▶ **Activity**: Reproduce the entries below, please. Keep every character the same.
[[ Extracted material open ]]
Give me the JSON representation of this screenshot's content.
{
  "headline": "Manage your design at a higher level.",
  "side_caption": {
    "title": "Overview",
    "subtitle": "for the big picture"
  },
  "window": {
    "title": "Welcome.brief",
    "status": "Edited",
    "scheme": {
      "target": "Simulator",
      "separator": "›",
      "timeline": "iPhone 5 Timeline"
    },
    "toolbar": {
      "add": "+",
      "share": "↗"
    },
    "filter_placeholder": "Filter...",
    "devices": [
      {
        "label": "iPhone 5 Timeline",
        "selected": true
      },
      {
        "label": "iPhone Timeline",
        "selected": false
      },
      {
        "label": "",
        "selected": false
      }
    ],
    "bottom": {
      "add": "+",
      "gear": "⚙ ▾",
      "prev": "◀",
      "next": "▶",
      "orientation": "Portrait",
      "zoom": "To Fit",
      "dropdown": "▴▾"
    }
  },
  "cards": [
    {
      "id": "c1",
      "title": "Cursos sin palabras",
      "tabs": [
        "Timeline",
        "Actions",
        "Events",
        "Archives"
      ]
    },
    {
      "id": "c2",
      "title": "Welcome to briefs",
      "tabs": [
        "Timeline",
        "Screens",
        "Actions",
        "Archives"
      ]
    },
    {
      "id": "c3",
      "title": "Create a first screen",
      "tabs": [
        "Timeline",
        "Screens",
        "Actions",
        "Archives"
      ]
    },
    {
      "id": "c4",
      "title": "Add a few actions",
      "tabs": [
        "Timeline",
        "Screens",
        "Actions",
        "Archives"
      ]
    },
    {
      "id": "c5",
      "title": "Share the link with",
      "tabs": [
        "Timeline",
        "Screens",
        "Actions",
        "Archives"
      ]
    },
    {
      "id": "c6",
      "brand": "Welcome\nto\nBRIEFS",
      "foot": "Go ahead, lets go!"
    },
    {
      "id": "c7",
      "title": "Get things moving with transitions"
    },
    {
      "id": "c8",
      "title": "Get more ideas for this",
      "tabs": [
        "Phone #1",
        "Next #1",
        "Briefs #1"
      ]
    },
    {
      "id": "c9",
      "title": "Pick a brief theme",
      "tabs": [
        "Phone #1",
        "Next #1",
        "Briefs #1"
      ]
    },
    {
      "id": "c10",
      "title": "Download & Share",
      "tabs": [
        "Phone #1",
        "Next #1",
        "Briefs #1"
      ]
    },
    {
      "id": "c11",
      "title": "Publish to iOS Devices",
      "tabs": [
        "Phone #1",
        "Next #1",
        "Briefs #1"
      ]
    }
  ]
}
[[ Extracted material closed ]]
▶ **Exercise result**:
Give me the JSON representation of this screenshot's content.
{
  "headline": "Manage your design at a higher level.",
  "side_caption": {
    "title": "Overview",
    "subtitle": "for the big picture"
  },
  "window": {
    "title": "Welcome.brief",
    "status": "Edited",
    "scheme": {
      "target": "Simulator",
      "separator": "›",
      "timeline": "iPhone 5 Timeline"
    },
    "toolbar": {
      "add": "+",
      "share": "↗"
    },
    "filter_placeholder": "Filter...",
    "devices": [
      {
        "label": "iPhone 5 Timeline",
        "selected": true
      },
      {
        "label": "iPhone Timeline",
        "selected": false
      },
      {
        "label": "",
        "selected": false
      }
    ],
    "bottom": {
      "add": "+",
      "gear": "⚙ ▾",
      "prev": "◀",
      "next": "▶",
      "orientation": "Portrait",
      "zoom": "To Fit",
      "dropdown": "▴▾"
    }
  },
  "cards": [
    {
      "id": "c1",
      "title": "Cursos sin palabras",
      "tabs": [
        "Timeline",
        "Actions",
        "Events",
        "Archives"
      ]
    },
    {
      "id": "c2",
      "title": "Welcome to briefs",
      "tabs": [
        "Timeline",
        "Screens",
        "Actions",
        "Archives"
      ]
    },
    {
      "id": "c3",
      "title": "Create a first screen",
      "tabs": [
        "Timeline",
        "Screens",
        "Actions",
        "Archives"
      ]
    },
    {
      "id": "c4",
      "title": "Add a few actions",
      "tabs": [
        "Timeline",
        "Screens",
        "Actions",
        "Archives"
      ]
    },
    {
      "id": "c5",
      "title": "Share the link with",
      "tabs": [
        "Timeline",
        "Screens",
        "Actions",
        "Archives"
      ]
    },
    {
      "id": "c6",
      "brand": "Welcome\nto\nBRIEFS",
      "foot": "Go ahead, lets go!"
    },
    {
      "id": "c7",
      "title": "Get things moving with transitions"
    },
    {
      "id": "c8",
      "title": "Get more ideas for this",
      "tabs": [
        "Phone #1",
        "Next #1",
        "Briefs #1"
      ]
    },
    {
      "id": "c9",
      "title": "Pick a brief theme",
      "tabs": [
        "Phone #1",
        "Next #1",
        "Briefs #1"
      ]
    },
    {
      "id": "c10",
      "title": "Download & Share",
      "tabs": [
        "Phone #1",
        "Next #1",
        "Briefs #1"
      ]
    },
    {
      "id": "c11",
      "title": "Publish to iOS Devices",
      "tabs": [
        "Phone #1",
        "Next #1",
        "Briefs #1"
      ]
    }
  ]
}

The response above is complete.